The film was the last the Marx Brothers would make for Paramount, and the last appearance by Zeppo, who played bland characters and didn’t add anything to the act, anyway. The story goes that when they signed with MGM, Irving Thalberg told them that audiences had nothing to root for in their movies, and that they need a love story. Thus we got the next film, A Night at the Opera, with a sappy love story, but it was a great hit.
Today, critics regard Duck Soup as a masterpiece. The anarchy that left audiences bewildered in the ’30s is now seen as ahead of its time. The cynicism about politics fit right in today, though, such as Groucho’s song: “The last man nearly ruined this place, he didn’t know what to do with it. If you think this country’s bad off now, just wait till I get through with it! The country’s taxes must be fixed, and I know what to do with it. If you think you’re paying too much now, just wait till I get through with it!” The dazzling wordplay and surreal images are astounding.
I close with this account by Chico, relating how he tried to spy on Groucho to Calhern: “Monday we watch-a Firefly’s house, but he no come–he wasn’t home.

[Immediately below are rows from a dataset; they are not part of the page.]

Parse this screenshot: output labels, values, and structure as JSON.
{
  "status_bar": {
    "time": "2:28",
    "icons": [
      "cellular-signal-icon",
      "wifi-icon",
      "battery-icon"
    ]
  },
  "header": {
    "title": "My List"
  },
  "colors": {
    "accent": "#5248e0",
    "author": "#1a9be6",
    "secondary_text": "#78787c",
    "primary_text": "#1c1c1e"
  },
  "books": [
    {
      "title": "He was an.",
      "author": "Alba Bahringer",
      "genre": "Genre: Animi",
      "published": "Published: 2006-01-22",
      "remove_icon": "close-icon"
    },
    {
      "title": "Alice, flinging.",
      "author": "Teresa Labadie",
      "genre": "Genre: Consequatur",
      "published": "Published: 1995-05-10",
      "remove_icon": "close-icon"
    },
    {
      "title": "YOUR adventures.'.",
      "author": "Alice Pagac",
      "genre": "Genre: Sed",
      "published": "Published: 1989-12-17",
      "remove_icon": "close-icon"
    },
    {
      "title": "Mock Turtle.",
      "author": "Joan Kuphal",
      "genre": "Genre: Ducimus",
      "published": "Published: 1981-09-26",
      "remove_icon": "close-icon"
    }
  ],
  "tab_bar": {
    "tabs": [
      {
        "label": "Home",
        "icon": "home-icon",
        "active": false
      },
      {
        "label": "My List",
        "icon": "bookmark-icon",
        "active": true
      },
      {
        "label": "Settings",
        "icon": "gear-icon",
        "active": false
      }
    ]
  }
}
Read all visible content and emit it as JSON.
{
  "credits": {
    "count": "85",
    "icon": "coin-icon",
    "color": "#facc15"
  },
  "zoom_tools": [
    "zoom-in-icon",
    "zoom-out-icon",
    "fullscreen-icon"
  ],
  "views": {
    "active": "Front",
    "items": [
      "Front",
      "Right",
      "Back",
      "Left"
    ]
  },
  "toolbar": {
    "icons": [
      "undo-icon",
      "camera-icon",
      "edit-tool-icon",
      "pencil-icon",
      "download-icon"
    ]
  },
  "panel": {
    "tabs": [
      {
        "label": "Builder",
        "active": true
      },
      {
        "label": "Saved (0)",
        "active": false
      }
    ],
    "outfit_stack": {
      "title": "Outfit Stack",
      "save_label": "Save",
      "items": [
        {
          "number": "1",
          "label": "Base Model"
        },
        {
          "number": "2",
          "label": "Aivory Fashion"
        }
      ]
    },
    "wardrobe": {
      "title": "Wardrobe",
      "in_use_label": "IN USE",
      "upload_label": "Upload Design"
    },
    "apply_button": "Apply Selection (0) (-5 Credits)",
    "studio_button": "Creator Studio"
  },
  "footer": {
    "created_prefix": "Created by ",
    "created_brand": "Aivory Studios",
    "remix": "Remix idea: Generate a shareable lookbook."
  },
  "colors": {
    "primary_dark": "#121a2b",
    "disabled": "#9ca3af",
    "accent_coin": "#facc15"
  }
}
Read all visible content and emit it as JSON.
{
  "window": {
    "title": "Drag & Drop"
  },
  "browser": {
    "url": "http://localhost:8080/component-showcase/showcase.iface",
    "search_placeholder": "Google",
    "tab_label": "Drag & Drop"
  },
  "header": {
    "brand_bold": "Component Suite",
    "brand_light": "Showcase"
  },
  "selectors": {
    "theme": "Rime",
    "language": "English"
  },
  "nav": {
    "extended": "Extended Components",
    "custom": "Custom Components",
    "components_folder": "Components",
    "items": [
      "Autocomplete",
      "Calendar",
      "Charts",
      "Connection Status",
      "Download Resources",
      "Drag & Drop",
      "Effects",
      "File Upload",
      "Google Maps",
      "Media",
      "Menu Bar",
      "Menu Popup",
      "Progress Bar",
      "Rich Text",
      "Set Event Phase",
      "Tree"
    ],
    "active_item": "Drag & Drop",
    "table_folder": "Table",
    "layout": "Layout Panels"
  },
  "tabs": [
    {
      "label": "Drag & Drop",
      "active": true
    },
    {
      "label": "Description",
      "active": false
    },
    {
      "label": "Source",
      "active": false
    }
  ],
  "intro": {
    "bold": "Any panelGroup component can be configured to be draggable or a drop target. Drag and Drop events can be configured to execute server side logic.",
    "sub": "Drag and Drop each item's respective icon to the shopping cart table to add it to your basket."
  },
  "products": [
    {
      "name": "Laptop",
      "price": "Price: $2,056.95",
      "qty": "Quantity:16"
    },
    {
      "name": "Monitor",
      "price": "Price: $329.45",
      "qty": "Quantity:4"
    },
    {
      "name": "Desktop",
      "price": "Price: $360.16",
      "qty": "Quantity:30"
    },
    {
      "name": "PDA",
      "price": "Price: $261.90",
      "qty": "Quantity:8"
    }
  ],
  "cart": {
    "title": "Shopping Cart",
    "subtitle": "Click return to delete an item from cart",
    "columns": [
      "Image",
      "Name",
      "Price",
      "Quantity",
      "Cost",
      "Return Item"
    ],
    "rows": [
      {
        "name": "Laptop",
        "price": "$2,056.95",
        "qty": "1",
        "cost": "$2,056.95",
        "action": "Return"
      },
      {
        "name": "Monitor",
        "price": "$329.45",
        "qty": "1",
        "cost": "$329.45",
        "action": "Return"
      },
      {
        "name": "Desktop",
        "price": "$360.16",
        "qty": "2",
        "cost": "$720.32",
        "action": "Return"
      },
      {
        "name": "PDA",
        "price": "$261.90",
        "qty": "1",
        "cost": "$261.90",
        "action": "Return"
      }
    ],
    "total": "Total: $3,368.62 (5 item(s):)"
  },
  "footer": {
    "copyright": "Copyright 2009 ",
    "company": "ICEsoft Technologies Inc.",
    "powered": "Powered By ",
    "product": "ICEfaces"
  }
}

Tuesday we go to the ball game, but he fool us: he no show up. Wednesday HE go to the ball game, but we fool him, WE no show up. Thursday it was a double-header, nobody show up. Friday it rained all day, there was no ball game, so we stayed home, we listen to it over the radio”